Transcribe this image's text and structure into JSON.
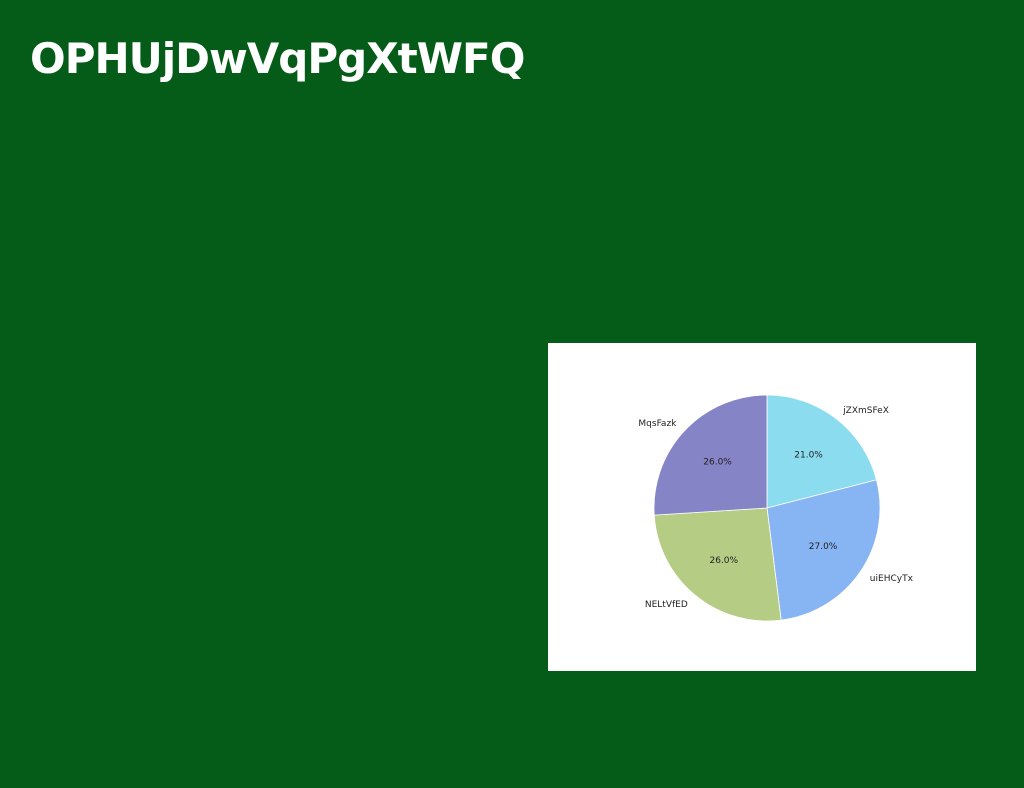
{
  "title": "OPHUjDwVqPgXtWFQ",
  "chart_data": {
    "type": "pie",
    "categories": [
      "jZXmSFeX",
      "uiEHCyTx",
      "NELtVfED",
      "MqsFazk"
    ],
    "values": [
      21.0,
      27.0,
      26.0,
      26.0
    ],
    "labels_pct": [
      "21.0%",
      "27.0%",
      "26.0%",
      "26.0%"
    ],
    "colors": [
      "#8cdcf0",
      "#87b4f2",
      "#b5cc85",
      "#8484c6"
    ],
    "start_angle": 90,
    "direction": "clockwise"
  }
}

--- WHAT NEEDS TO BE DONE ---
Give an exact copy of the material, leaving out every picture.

--- EXERCISE ANSWER ---
Transcribe this image's text and structure into JSON.
{
  "title": "OPHUjDwVqPgXtWFQ",
  "chart_data": {
    "type": "pie",
    "categories": [
      "jZXmSFeX",
      "uiEHCyTx",
      "NELtVfED",
      "MqsFazk"
    ],
    "values": [
      21.0,
      27.0,
      26.0,
      26.0
    ],
    "labels_pct": [
      "21.0%",
      "27.0%",
      "26.0%",
      "26.0%"
    ],
    "colors": [
      "#8cdcf0",
      "#87b4f2",
      "#b5cc85",
      "#8484c6"
    ],
    "start_angle": 90,
    "direction": "clockwise"
  }
}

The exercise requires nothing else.